commerce clause - which gives Congress the right to regulate commerce
"among the several states," - is the larger issue.
"In general, people don't like the overbearing federal government sticking its nose in everybody's business," he said.
Lowry, director of the Legal Action Project of the Brady Center to
Prevent Gun Violence, said the courts have been clear that states can't
exempt themselves from federal regulation of guns because it would have
ramifications across state lines.
South Carolina Republican state
Sen. Lee Bright last month introduced for the third year in a row a
Firearms Freedom bill that he said is patterned after Montana's. He said
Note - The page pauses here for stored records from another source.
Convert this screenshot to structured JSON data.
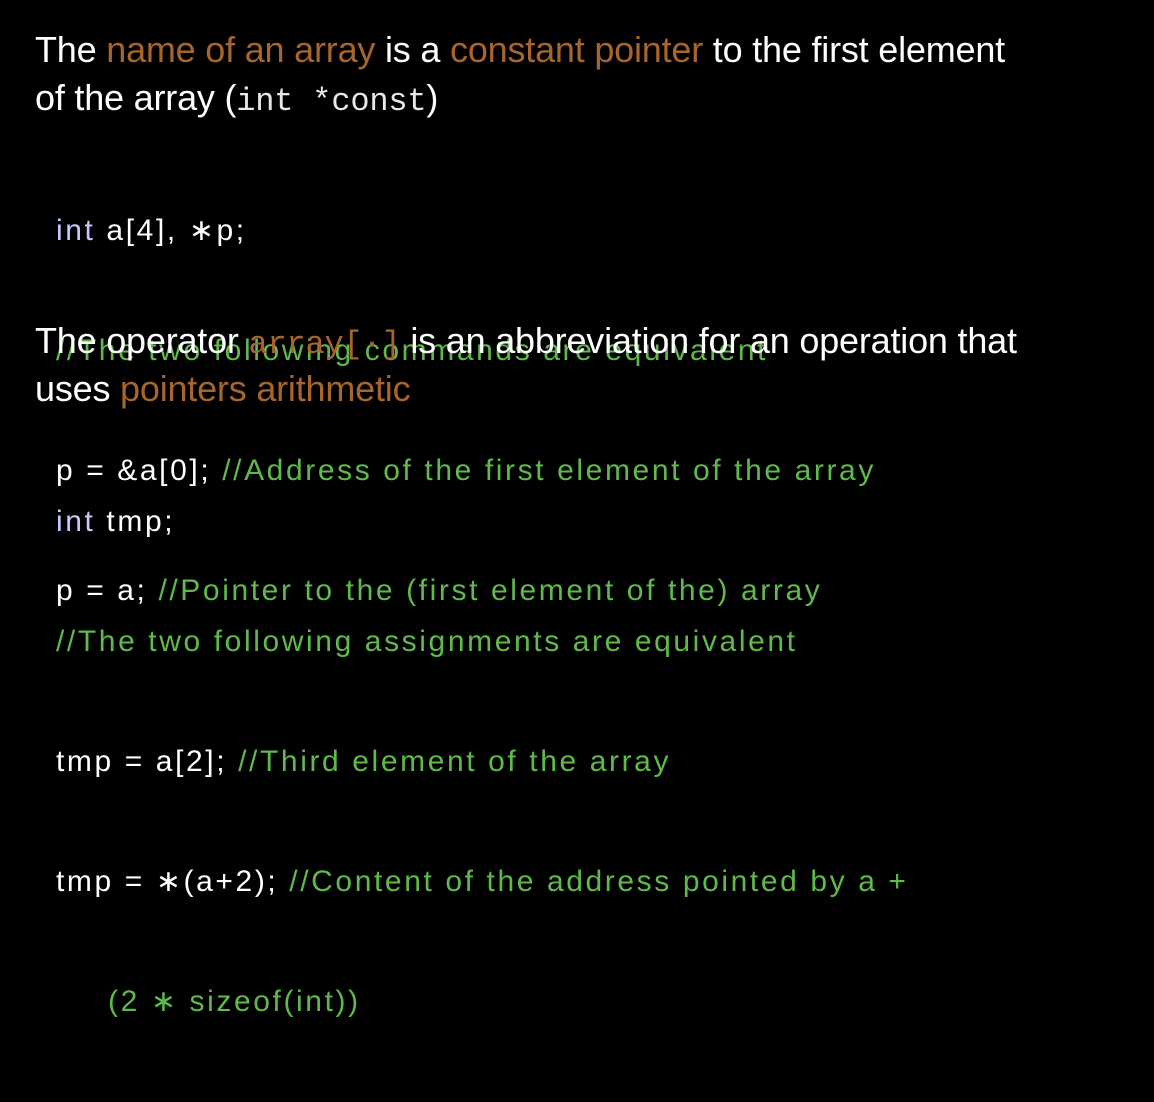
{
  "colors": {
    "background": "#000000",
    "text": "#ffffff",
    "highlight": "#a8652b",
    "keyword": "#c8c8ff",
    "comment": "#5fba4b"
  },
  "section1": {
    "line1": {
      "t1": "The ",
      "h1": "name of an array",
      "t2": " is a ",
      "h2": "constant pointer",
      "t3": " to the first element"
    },
    "line2": {
      "t1": "of the array (",
      "code": "int *const",
      "t2": ")"
    },
    "code": {
      "l1_kw": "int",
      "l1_rest": " a[4], ∗p;",
      "l2_comment": "//The two following commands are equivalent",
      "l3_code": "p = &a[0]; ",
      "l3_comment": "//Address of the first element of the array",
      "l4_code": "p = a; ",
      "l4_comment": "//Pointer to the (first element of the) array"
    }
  },
  "section2": {
    "line1": {
      "t1": "The operator ",
      "code": "array[·]",
      "t2": " is an abbreviation for an operation that"
    },
    "line2": {
      "t1": "uses ",
      "h1": "pointers arithmetic"
    },
    "code": {
      "l1_kw": "int",
      "l1_rest": " tmp;",
      "l2_comment": "//The two following assignments are equivalent",
      "l3_code": "tmp = a[2]; ",
      "l3_comment": "//Third element of the array",
      "l4_code": "tmp = ∗(a+2); ",
      "l4_comment": "//Content of the address pointed by a +",
      "l5_comment": "(2 ∗ sizeof(int))"
    }
  }
}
he believes it has a better chance of being adopted this year because
of fears that Washington will pass more restrictive gun laws.
for a new handgun at Sharpshooters Gun Club and Range in Greenville,
S.C., Margaret Ellis expressed support for the Firearms Freedom bill:
"If we can keep the federal government out of anything, I'd prefer
that." But at the State Farmers Market across the street, Connie Wagar
called Bright's bill "a bad idea," saying it would likely open the door
to unregistered guns falling into the hands of criminals.